The index provides a new lens for communities, policy makers and funders to understand the strengths of communities and how best to build on these. It also identified gaps – including data that is not public, London-wide, robust and/or not yet created. The Civic Strength Data Innovation Challenge (a collaboration between the GLA and Impact on Urban Health ) will finance projects that address these gaps and build the next phase of the index’s development.

Shared infrastructure – the future

All this shared infrastructure, and the concept of a collective, more pluralistic and dynamic “foresight commons” (a resource to support and showcase the expertise of the breadth of civil society in long-term thinking and planning) – have never been more important. As we enter a harsh cost-of-living crisis, it will become increasingly vital for funders to collaborate to see past the immediate firefighting context, visualising what long term systemic change could look like, and understanding how funders can enable and support it.

Reviewing and reimagining what counts as an infrastructure body will also be key – as organisations emerge that provide support to groups serving and led by communities which have previously faced barriers to accessing infrastructure support at all. Some of these organisations will have only recently started to receive funding, following a historical lack of resourcing.

Collaboratives and coalitions such as Collaborative Action for Recovery, LocalMotion, Funders Collaborative Hub, and Participatory Grantmaking Community will increasingly rely on, champion, and participate in collective, networked models of shared infrastructure that traverse sectors. With the right resourcing, this can drive collective and cross-sectoral intelligence and investment and inspire bolder, system-changing, strategic activity in those who are funding work which shapes the future. It will be critical for funders, especially those with a remit to resource civil society infrastructure, to proactively support collaborations and collectives to do this by funding and advocating for shared infrastructure, now and into the future.

As Rachel Coldicutt outlines in her blog Who owns the future(s)? for Careful Industries, collective, inclusive foresight is crucial for strategy building as well as for maintaining an agile strategy. It gives us additional tools (on top of observing the data) for understanding macro trends, and ensures new and different perspectives emerge and can be heard. It also facilitates funders’ ongoing understandings of not just what has happened, but of the emergent picture too.

The task of cultivating, curating, and growing the relationships, culture and networks for civil society to thrive into the future is bigger than any one organisation.

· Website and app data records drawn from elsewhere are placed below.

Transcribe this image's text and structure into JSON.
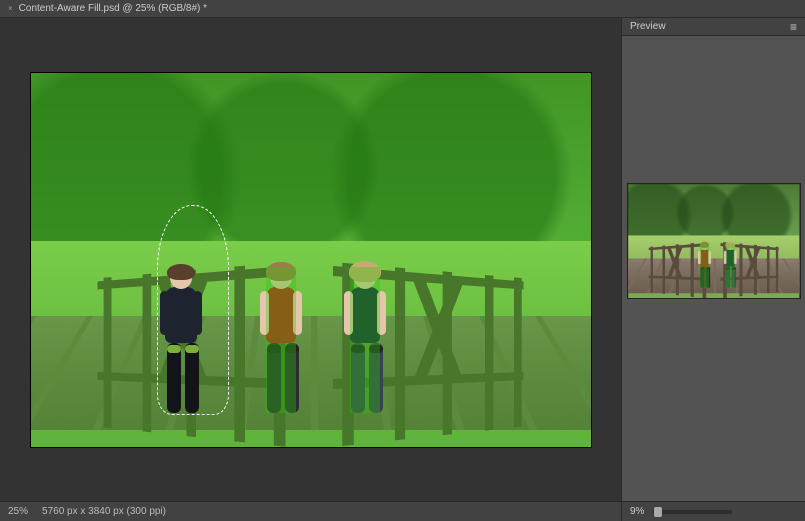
{
  "titlebar": {
    "close_glyph": "×",
    "document_title": "Content-Aware Fill.psd @ 25% (RGB/8#) *"
  },
  "canvas": {
    "overlay_color": "#28c80a",
    "overlay_opacity_pct": 35,
    "selection_target": "left-person"
  },
  "status": {
    "zoom": "25%",
    "dimensions": "5760 px x 3840 px (300 ppi)"
  },
  "panel": {
    "title": "Preview",
    "menu_glyph": "≡",
    "zoom_label": "9%"
  }
}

It can only happen if funders come together and collectively create, fund and amplify shared foresight infrastructure so that our work considers and plans for the future equitably, effectively, and with creativity.

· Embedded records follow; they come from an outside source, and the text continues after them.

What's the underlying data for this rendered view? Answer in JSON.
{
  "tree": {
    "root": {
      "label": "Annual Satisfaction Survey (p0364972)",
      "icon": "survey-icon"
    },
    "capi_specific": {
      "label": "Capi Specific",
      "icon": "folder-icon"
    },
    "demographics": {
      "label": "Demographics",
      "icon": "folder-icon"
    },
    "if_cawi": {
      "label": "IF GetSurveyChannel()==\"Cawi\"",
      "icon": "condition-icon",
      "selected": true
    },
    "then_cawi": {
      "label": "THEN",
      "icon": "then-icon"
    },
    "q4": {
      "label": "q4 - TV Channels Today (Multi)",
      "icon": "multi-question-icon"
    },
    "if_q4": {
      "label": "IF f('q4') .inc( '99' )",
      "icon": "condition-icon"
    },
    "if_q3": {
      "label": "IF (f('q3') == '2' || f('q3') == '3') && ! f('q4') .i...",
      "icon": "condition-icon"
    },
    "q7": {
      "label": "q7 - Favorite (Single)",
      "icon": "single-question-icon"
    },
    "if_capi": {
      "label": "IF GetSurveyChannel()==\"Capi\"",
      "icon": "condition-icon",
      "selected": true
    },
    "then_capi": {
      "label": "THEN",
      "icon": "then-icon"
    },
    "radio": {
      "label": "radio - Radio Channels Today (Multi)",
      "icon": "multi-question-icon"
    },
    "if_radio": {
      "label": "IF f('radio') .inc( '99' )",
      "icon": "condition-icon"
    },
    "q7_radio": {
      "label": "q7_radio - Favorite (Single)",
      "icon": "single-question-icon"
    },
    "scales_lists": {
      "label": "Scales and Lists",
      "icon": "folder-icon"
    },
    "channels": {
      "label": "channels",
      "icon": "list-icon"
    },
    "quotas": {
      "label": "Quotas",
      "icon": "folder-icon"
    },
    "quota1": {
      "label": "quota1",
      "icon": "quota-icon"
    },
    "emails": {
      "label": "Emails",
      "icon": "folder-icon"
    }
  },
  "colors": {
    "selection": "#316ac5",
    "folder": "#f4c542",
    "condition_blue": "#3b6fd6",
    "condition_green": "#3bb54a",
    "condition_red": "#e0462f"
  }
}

Shared infrastructure: learn more

If you want to learn more or support the creation and ongoing maintenance of shared infrastructure, you can read Belonging, Care and Repair.  For even more information , check out the previous report, A Constellation of Possible Futures).

You can contact Careful Industries, and you may also be interested in the upcoming New Frontiers in Funding, Philanthropy, and Investment conference, convened by Joseph Rowntree Foundation, on 14 and 15 July 2022.

To find out more about City Bridge Trust’s infrastructure funding offer, visit our website: Infrastructure funding: capacity building and representation.

This blog is part of a series, you can read more in Rachel Coldicutt’s blog Who owns the future(s)? for Careful Industries.


* Foresight is simply the act of looking to, and thinking about the future. Unlike forecasting, foresight does not aim to create accurate predictions of future events, but instead draws on the present to shape what might come next. You can read more in Careful Industry’s blog Who owns the future(s)? and their earlier report called What is foresight? from Careful Industries.

In addition to the Belonging, Care and Repair report this piece is focused on, you can see an example of civil society foresight in action on the London Funders website – Learning, Unlearning and Thinking Scenarios for London’s communities in 2023 and implications for funders.

Comments